"Since March, over 7,300 people have left Rukban," OCHA spokesman David Swanson said, including some 3,000 who left after April 21.
Those who have quit the camp have moved to collective shelters in the central city of Homs or resettled in their areas of origin in the province of the same name, OCHA said Thursday.
It said Rukban residents were organising their own transportation to the edge of a de-escalation zone established around Al-Tanf, from where they either continued in their vehicles or were transferred by private or government-provided vehicles to four collective shelters in Homs city.
The Britain-based Syrian Observatory for Human Rights says those returning to government-held parts of Homs from Rukban had struck so-called "reconciliation deals" with the Syrian government.
Conditions inside Rukban are dire, with many surviving on just one simple meal a day, often bread and olive oil or yoghurt, according to one resident.

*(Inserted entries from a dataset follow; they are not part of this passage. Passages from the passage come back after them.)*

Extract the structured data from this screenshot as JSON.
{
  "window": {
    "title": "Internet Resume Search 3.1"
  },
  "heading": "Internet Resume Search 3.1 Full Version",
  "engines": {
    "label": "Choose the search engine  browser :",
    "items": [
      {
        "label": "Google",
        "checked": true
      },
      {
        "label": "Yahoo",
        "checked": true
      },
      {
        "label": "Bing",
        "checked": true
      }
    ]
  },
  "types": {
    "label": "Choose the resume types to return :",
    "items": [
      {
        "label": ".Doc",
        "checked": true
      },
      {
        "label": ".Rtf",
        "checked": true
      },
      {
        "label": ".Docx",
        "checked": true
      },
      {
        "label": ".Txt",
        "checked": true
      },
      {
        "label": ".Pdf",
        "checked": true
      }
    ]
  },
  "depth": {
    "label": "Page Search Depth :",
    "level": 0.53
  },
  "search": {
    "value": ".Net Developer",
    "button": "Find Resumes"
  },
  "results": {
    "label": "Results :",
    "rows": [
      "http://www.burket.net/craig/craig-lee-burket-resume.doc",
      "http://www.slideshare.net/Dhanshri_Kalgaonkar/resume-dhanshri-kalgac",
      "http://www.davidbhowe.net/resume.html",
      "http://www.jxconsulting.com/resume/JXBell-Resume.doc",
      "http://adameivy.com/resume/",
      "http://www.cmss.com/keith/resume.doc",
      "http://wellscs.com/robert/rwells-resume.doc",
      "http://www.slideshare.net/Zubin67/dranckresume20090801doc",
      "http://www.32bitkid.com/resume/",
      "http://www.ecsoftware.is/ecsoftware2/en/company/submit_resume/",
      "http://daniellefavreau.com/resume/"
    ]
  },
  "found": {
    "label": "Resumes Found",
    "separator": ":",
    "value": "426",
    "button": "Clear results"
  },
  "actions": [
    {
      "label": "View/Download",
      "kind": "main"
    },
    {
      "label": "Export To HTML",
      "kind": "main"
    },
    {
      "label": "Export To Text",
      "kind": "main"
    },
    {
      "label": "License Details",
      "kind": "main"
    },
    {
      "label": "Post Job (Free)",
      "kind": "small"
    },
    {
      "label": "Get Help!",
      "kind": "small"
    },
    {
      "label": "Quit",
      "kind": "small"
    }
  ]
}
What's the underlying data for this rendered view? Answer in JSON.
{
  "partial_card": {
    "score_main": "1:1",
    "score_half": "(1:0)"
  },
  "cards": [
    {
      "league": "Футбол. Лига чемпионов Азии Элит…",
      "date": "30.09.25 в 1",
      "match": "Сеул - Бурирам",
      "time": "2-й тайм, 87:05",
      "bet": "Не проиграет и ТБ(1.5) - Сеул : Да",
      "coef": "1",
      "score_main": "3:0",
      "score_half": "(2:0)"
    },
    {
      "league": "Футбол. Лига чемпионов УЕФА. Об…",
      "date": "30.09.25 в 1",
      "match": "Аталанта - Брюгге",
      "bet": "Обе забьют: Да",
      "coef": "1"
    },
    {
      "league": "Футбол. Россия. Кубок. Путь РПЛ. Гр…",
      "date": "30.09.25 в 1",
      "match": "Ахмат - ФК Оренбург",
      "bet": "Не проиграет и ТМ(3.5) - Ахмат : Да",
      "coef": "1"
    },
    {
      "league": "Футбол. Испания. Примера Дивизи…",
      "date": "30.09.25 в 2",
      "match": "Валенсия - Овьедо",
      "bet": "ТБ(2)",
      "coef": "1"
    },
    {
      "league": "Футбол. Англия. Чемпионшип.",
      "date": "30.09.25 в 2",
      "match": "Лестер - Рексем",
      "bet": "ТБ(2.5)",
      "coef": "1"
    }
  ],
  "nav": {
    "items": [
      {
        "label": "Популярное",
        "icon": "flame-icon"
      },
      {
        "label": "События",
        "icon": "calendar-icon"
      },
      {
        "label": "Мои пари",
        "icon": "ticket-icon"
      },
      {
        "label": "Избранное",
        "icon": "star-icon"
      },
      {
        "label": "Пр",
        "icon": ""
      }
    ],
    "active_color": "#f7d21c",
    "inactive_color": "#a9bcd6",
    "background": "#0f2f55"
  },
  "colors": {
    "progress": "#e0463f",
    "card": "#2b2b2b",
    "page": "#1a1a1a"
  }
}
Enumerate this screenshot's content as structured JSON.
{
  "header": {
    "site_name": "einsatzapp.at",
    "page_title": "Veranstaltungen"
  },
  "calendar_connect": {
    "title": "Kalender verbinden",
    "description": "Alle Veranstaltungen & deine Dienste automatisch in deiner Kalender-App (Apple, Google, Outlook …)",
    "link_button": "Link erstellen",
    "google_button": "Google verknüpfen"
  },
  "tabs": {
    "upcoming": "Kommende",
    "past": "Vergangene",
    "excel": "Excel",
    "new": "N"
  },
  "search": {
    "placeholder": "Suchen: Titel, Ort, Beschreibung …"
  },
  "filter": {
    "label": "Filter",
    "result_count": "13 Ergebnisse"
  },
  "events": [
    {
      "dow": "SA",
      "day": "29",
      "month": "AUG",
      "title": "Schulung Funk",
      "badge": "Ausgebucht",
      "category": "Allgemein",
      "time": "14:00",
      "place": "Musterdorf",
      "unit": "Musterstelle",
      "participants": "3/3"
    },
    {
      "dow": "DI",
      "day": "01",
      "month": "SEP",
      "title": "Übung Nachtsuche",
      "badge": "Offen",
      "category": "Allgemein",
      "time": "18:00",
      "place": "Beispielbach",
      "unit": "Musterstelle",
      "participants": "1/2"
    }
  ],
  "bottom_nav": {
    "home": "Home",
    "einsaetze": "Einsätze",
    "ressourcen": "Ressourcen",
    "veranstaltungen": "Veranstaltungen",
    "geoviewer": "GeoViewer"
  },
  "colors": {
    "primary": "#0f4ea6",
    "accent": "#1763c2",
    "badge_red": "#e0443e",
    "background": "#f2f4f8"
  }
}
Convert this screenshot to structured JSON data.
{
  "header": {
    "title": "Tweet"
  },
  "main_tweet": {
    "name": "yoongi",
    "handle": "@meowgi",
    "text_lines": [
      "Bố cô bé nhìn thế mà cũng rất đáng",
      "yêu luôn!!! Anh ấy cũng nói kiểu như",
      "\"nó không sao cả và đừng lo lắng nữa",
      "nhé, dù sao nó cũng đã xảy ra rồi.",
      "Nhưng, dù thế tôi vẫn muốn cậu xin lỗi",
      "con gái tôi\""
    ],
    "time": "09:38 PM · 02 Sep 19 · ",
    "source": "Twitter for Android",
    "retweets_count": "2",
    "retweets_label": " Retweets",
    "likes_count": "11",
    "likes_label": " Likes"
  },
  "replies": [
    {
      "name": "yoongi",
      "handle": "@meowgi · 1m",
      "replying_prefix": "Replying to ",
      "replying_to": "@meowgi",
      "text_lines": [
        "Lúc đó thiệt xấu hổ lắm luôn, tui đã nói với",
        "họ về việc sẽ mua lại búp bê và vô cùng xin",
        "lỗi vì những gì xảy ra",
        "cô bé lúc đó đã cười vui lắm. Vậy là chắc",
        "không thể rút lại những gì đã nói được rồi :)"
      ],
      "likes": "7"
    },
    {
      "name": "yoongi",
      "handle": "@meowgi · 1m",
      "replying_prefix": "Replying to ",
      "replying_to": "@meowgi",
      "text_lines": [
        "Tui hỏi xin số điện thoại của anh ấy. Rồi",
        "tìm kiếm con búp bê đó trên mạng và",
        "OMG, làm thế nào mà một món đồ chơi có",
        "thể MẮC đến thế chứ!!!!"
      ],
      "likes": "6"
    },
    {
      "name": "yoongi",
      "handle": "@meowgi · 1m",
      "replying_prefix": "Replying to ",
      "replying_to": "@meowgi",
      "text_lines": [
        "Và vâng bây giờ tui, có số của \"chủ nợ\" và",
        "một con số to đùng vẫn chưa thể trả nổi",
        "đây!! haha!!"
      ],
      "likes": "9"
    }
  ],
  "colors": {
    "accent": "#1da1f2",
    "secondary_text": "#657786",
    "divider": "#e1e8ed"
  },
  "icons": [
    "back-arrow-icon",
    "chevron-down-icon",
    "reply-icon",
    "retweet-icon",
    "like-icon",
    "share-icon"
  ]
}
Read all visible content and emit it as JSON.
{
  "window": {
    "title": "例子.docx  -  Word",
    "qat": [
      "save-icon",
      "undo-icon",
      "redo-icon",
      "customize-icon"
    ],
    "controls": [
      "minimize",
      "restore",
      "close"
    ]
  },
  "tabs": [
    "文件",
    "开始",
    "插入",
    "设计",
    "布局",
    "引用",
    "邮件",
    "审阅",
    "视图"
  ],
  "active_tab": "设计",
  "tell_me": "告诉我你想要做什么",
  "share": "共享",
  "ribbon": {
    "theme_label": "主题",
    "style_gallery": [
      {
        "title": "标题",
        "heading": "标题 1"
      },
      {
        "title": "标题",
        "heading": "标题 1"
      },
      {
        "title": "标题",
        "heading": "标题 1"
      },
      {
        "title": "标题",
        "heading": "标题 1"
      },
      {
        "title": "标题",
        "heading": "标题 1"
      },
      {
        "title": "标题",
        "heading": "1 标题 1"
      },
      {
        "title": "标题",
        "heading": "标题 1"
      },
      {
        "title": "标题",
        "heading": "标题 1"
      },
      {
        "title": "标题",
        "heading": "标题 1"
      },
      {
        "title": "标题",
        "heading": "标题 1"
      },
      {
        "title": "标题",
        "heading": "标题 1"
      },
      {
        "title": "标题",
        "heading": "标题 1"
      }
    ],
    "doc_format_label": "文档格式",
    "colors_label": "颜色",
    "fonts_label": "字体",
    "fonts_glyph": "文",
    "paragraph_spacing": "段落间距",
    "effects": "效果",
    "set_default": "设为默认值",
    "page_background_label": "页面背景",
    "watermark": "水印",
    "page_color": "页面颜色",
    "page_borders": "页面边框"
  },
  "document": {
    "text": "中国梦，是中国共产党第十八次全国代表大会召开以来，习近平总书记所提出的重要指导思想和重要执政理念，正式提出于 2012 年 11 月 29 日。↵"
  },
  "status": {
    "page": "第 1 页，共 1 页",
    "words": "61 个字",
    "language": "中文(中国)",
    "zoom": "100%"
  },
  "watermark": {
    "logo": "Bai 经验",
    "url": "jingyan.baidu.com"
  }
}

The camp has been particularly difficult to reach due to its location on the Jordanian border and the proximity of US forces and the rebels they support.
In February, a humanitarian convoy of 133 trucks delivered food, clothes, healthcare items and medical supplies to the camp's residents.
The February 6 delivery was just the second in three months.
Syria's civil war killed more than 370,000 people and displaced millions since it started with the brutal repression of anti-government protests in 2011.